Start of DATASET RECORDS
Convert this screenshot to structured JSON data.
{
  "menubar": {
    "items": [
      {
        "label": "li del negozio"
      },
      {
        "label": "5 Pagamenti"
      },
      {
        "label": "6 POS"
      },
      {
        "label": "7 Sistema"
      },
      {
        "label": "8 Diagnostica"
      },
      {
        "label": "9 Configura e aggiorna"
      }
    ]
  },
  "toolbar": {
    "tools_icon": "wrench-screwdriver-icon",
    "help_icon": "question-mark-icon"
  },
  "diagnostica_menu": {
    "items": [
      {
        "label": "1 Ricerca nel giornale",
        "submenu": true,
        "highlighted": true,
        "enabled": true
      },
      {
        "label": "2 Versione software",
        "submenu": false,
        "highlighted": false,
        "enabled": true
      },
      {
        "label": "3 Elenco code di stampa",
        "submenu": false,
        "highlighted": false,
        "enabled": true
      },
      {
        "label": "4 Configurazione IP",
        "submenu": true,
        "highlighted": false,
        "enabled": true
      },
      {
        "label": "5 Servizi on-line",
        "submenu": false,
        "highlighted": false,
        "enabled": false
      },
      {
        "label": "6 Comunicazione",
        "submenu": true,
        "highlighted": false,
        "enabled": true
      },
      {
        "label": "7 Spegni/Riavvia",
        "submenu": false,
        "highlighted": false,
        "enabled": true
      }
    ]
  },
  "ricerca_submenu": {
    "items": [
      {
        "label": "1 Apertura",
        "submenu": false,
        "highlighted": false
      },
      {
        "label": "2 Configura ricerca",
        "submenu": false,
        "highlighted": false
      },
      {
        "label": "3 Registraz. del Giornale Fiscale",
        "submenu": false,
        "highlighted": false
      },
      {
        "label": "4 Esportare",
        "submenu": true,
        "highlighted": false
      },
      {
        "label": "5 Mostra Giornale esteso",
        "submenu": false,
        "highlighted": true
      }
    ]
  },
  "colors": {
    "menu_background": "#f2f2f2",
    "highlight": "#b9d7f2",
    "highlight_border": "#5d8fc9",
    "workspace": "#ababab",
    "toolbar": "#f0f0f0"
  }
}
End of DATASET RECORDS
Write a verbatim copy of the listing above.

Convert this screenshot to structured JSON data.
{
  "menubar": {
    "items": [
      {
        "label": "li del negozio"
      },
      {
        "label": "5 Pagamenti"
      },
      {
        "label": "6 POS"
      },
      {
        "label": "7 Sistema"
      },
      {
        "label": "8 Diagnostica"
      },
      {
        "label": "9 Configura e aggiorna"
      }
    ]
  },
  "toolbar": {
    "tools_icon": "wrench-screwdriver-icon",
    "help_icon": "question-mark-icon"
  },
  "diagnostica_menu": {
    "items": [
      {
        "label": "1 Ricerca nel giornale",
        "submenu": true,
        "highlighted": true,
        "enabled": true
      },
      {
        "label": "2 Versione software",
        "submenu": false,
        "highlighted": false,
        "enabled": true
      },
      {
        "label": "3 Elenco code di stampa",
        "submenu": false,
        "highlighted": false,
        "enabled": true
      },
      {
        "label": "4 Configurazione IP",
        "submenu": true,
        "highlighted": false,
        "enabled": true
      },
      {
        "label": "5 Servizi on-line",
        "submenu": false,
        "highlighted": false,
        "enabled": false
      },
      {
        "label": "6 Comunicazione",
        "submenu": true,
        "highlighted": false,
        "enabled": true
      },
      {
        "label": "7 Spegni/Riavvia",
        "submenu": false,
        "highlighted": false,
        "enabled": true
      }
    ]
  },
  "ricerca_submenu": {
    "items": [
      {
        "label": "1 Apertura",
        "submenu": false,
        "highlighted": false
      },
      {
        "label": "2 Configura ricerca",
        "submenu": false,
        "highlighted": false
      },
      {
        "label": "3 Registraz. del Giornale Fiscale",
        "submenu": false,
        "highlighted": false
      },
      {
        "label": "4 Esportare",
        "submenu": true,
        "highlighted": false
      },
      {
        "label": "5 Mostra Giornale esteso",
        "submenu": false,
        "highlighted": true
      }
    ]
  },
  "colors": {
    "menu_background": "#f2f2f2",
    "highlight": "#b9d7f2",
    "highlight_border": "#5d8fc9",
    "workspace": "#ababab",
    "toolbar": "#f0f0f0"
  }
}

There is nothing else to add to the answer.